What to do | Find the word "suffix" in the data below and copy each line that holds it.

Raw data |

----------

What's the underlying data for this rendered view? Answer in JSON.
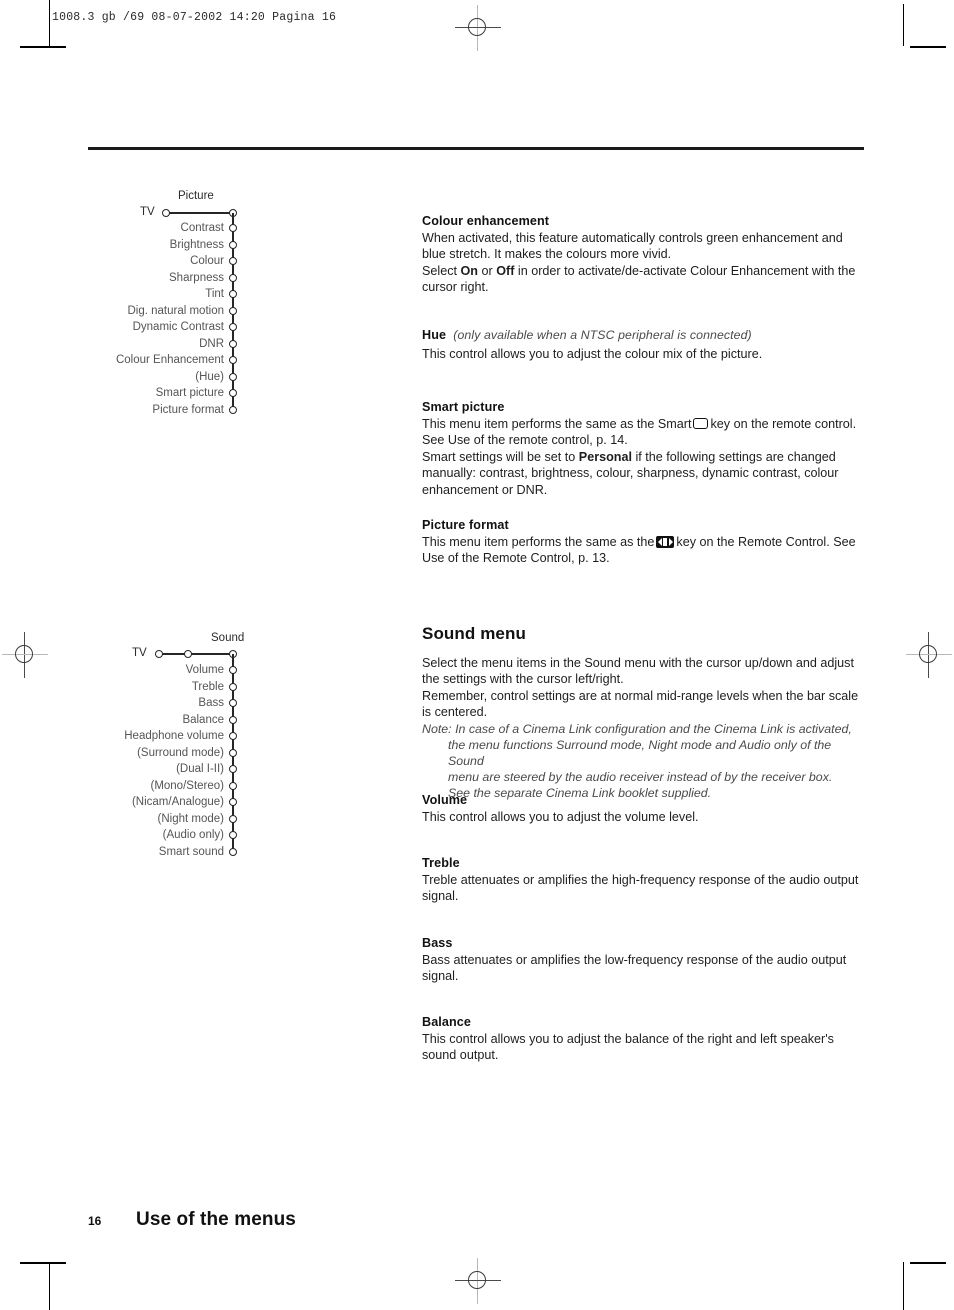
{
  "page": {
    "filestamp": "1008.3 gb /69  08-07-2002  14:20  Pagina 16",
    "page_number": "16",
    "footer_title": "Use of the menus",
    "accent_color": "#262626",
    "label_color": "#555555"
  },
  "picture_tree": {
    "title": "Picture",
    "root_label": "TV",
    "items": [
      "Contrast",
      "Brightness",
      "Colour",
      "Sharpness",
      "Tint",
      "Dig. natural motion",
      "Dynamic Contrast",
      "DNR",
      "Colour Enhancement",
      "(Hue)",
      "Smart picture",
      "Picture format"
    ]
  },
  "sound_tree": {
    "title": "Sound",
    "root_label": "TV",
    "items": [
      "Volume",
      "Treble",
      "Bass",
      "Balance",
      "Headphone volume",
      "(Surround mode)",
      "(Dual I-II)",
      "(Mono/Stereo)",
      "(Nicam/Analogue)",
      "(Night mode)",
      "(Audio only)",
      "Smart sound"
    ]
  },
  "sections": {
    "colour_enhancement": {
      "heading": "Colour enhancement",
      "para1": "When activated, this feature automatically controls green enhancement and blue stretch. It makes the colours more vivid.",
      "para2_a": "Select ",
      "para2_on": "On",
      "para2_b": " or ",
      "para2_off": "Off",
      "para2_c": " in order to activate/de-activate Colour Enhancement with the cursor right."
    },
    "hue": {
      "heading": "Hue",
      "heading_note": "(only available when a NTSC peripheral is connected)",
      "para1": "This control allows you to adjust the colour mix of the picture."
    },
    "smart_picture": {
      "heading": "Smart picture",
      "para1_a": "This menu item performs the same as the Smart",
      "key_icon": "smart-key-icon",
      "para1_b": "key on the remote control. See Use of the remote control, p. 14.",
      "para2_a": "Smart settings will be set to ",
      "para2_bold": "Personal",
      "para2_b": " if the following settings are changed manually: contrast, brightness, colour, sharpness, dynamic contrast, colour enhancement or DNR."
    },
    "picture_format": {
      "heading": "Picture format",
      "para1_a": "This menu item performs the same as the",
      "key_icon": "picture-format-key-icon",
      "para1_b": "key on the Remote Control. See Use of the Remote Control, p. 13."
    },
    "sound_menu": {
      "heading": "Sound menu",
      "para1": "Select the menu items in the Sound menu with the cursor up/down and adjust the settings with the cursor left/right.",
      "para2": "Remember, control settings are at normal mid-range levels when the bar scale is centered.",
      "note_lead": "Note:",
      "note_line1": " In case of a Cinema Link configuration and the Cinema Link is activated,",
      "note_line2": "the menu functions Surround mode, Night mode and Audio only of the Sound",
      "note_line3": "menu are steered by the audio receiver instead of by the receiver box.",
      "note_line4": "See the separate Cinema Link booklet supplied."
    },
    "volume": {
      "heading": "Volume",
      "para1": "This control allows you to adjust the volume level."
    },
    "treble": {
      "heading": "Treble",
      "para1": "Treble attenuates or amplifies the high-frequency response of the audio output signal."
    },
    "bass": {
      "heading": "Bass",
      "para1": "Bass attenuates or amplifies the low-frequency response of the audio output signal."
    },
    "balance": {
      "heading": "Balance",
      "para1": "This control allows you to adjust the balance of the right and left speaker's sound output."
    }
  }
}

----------

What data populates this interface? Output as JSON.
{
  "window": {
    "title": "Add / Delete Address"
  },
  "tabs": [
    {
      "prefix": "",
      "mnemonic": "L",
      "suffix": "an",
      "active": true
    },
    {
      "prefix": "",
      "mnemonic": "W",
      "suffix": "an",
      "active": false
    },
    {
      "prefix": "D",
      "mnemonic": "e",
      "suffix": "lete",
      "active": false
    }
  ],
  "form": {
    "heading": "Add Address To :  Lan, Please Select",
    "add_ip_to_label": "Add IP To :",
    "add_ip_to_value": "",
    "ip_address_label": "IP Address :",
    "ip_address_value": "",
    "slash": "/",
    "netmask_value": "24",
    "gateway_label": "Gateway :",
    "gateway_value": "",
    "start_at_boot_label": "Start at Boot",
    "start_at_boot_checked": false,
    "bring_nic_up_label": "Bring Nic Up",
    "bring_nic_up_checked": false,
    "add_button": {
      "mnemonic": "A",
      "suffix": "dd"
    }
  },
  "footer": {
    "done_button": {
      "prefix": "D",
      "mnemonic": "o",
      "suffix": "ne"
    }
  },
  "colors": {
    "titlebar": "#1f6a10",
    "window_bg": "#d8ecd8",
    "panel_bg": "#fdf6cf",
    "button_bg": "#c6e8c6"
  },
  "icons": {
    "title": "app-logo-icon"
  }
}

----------

Problem solution |
      "suffix": "an",
      "suffix": "an",
      "suffix": "lete",
      "suffix": "dd"
      "suffix": "ne"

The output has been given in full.